“You have a new administration, and you’re going to start to see some real action,” he said.
Trump’s carbon-cutting agenda has also created a climate crisis for workers.
The UAW is urging its members to stay at home, while the US.
Chamber of Commerce has declared the election “unfortunate” and urging businesses to “refocus their efforts on providing the jobs they can, instead of on supporting climate denial.”
The Trump White House is also taking steps to help oil and gas companies and coal miners cut emissions by hiring fewer workers, including hiring fewer seasonal workers and requiring that all federal contractors use the federal carbon capture and storage program.
The American Petroleum Institute, which has long been an outspoken critic of the Clean Power Plan, has also been pushing to slash environmental regulations.
The trade group is currently pushing the president to abandon the carbon-reduction goals of the Paris Climate Accord and withdraw from the deal.
The White House also is trying, as part of a plan to cut energy subsidies, to reduce the tax credit for renewable energy by $400 billion over a decade.
“I think the president’s vision for the future is to be in a position where the American workers are the losers,” said Tate.

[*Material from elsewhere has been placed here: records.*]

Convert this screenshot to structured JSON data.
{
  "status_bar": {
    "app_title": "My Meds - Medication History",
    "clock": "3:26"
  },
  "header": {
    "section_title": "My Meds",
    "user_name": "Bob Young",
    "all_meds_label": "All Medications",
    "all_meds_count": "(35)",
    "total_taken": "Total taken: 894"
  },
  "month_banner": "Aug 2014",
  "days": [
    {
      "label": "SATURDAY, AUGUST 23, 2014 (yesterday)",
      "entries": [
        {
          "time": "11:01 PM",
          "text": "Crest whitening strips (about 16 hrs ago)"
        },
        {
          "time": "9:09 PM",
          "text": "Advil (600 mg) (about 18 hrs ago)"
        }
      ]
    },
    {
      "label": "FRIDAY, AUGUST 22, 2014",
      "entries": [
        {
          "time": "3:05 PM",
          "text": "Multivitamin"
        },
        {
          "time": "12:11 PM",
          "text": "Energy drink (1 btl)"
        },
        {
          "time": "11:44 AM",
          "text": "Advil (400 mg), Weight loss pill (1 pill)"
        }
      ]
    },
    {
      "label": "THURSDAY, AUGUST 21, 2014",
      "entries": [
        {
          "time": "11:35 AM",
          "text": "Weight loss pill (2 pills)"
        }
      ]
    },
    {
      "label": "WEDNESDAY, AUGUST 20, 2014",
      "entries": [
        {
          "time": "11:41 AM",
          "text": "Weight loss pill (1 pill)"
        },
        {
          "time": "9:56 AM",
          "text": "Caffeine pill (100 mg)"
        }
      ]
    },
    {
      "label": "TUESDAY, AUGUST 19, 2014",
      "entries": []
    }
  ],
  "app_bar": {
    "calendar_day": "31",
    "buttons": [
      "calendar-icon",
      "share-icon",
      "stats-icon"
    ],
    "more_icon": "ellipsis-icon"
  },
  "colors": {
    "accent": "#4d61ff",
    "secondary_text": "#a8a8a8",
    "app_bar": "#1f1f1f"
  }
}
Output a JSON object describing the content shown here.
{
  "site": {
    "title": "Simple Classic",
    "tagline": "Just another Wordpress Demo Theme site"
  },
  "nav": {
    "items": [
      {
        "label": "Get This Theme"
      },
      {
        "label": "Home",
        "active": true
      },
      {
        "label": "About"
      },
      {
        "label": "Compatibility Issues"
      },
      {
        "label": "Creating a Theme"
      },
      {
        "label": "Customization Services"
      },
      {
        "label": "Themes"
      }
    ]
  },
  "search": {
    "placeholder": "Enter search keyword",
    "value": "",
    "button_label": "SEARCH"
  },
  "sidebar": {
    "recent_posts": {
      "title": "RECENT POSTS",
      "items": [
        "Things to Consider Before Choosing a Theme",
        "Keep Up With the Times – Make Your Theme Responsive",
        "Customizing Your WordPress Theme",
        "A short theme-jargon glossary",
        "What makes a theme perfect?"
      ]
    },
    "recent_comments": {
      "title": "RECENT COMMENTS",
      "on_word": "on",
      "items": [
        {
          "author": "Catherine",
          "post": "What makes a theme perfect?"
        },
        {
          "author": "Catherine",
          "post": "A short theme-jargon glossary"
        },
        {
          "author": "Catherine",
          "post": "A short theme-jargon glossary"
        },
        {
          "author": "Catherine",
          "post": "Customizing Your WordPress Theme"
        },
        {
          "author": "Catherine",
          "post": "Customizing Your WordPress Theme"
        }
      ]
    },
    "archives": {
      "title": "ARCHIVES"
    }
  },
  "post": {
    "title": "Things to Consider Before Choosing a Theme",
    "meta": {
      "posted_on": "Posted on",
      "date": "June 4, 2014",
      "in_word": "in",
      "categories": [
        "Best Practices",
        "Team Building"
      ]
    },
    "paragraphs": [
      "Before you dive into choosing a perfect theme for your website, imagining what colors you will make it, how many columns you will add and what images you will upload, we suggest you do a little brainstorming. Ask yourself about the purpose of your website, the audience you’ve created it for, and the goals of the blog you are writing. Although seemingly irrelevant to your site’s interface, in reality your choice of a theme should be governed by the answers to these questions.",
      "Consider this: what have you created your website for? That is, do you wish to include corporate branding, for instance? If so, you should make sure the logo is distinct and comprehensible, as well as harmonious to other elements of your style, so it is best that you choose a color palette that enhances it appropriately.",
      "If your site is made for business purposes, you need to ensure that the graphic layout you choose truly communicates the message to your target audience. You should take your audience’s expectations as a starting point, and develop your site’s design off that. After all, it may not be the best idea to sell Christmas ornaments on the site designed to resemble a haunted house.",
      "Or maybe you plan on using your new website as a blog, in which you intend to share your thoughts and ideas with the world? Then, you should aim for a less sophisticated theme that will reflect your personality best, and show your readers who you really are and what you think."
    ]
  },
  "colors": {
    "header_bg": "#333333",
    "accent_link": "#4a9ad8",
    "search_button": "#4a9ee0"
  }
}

“He has put forward an ambitious vision that is going nowhere.”
For now, Trump is taking action that is damaging workers’ ability to earn a living, and they are feeling the effects of it.
“What this president has done is he’s put us in a situation where we’re living paycheck to paycheck, and there’s no money in the bank,” said one coal miner in Virginia.
“Our pensions are disappearing and the unemployment rate is skyrocketing. People